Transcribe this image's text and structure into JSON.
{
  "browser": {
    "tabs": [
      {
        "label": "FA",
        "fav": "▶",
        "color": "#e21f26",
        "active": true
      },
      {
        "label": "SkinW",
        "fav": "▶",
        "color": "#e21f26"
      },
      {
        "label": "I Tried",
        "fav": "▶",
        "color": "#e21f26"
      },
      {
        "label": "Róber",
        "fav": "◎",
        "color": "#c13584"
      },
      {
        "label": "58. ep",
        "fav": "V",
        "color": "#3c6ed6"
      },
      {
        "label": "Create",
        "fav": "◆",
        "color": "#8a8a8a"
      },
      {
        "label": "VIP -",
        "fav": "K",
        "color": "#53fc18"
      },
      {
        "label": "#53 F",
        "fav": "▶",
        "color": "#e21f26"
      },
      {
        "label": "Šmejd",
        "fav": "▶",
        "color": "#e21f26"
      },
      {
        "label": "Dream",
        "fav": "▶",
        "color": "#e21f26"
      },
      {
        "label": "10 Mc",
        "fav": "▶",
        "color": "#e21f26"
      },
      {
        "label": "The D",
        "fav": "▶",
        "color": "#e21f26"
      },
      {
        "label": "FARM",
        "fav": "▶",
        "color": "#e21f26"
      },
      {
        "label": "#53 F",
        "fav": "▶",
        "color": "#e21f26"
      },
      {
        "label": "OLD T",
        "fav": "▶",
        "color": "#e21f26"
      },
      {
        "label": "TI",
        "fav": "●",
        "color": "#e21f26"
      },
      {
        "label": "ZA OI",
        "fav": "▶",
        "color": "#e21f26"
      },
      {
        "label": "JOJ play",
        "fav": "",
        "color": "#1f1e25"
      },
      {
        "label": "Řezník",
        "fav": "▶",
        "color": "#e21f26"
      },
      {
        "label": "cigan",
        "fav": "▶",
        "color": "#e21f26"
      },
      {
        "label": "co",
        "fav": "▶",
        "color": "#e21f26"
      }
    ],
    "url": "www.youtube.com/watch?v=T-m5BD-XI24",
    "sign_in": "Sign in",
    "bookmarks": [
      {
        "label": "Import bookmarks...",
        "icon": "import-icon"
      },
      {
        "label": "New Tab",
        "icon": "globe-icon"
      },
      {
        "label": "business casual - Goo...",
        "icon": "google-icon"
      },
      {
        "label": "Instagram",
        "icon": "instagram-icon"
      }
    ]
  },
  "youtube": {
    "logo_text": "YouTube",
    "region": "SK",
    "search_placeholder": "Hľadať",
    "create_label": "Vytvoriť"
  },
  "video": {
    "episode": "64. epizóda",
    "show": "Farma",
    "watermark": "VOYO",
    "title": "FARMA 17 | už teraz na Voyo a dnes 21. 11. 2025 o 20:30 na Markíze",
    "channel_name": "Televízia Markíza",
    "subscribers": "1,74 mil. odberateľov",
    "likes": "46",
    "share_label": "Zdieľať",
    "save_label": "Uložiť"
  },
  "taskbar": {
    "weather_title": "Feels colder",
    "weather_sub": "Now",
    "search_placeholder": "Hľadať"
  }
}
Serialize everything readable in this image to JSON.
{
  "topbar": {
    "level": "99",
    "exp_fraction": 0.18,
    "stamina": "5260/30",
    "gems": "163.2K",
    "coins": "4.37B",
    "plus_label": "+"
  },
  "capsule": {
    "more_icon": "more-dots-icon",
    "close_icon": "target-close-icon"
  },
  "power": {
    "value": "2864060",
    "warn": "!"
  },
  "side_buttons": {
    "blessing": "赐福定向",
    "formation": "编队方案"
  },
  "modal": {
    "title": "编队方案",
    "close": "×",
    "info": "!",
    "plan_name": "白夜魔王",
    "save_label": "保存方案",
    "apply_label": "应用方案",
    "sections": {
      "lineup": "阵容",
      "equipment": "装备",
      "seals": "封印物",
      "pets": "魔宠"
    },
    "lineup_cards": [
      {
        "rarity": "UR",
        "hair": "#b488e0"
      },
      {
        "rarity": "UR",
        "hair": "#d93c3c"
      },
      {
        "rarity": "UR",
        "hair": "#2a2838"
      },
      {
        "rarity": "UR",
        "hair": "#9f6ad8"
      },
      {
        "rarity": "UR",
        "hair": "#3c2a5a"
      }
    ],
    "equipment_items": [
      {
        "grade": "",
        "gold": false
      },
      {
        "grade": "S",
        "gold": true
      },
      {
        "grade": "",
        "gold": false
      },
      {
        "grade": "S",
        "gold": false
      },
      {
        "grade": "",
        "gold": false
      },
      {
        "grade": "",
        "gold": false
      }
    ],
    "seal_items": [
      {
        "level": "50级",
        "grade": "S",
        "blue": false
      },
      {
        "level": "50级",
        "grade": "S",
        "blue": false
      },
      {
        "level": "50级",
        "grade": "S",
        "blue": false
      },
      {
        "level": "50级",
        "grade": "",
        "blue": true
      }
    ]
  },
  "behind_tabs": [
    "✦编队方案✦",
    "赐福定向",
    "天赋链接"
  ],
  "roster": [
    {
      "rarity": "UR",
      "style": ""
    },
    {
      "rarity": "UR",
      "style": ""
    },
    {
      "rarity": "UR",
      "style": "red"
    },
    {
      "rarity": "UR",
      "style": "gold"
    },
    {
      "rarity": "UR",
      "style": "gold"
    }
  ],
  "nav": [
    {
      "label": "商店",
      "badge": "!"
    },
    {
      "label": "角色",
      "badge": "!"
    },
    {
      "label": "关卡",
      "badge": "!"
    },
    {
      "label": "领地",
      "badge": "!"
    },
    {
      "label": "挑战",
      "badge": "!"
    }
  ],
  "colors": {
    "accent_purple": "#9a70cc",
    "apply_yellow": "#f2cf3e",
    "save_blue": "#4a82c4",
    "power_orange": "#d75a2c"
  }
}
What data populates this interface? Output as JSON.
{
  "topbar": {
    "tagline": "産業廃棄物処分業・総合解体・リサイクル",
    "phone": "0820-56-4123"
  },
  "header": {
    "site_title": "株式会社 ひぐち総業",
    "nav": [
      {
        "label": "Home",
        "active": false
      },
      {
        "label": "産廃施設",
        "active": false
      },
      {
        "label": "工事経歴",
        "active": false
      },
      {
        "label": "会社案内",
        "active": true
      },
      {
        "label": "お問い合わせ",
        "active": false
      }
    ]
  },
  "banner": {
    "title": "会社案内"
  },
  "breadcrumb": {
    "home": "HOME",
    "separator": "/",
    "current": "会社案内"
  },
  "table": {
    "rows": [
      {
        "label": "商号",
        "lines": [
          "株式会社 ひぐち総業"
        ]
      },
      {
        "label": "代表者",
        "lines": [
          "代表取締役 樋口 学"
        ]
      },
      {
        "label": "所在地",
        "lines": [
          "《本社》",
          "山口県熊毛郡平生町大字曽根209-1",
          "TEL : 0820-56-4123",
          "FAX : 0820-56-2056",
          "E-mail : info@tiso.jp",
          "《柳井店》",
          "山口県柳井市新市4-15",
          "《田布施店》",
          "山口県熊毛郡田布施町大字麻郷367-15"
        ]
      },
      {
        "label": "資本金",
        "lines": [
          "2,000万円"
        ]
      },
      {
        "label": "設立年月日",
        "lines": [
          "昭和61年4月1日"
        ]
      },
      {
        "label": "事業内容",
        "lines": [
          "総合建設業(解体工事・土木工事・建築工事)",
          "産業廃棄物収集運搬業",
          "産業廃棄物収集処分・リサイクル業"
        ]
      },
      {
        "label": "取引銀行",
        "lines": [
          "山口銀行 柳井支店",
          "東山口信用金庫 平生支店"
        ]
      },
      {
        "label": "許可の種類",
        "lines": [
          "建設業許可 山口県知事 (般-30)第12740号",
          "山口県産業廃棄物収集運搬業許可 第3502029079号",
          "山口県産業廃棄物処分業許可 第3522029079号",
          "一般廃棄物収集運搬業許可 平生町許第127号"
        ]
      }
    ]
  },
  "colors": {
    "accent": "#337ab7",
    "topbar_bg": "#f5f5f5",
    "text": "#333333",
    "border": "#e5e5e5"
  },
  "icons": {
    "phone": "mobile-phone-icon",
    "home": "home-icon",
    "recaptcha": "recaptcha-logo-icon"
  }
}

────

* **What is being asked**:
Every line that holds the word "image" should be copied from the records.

* **Result for this task**:
Transcribe this image's text and structure into JSON.
Serialize everything readable in this image to JSON.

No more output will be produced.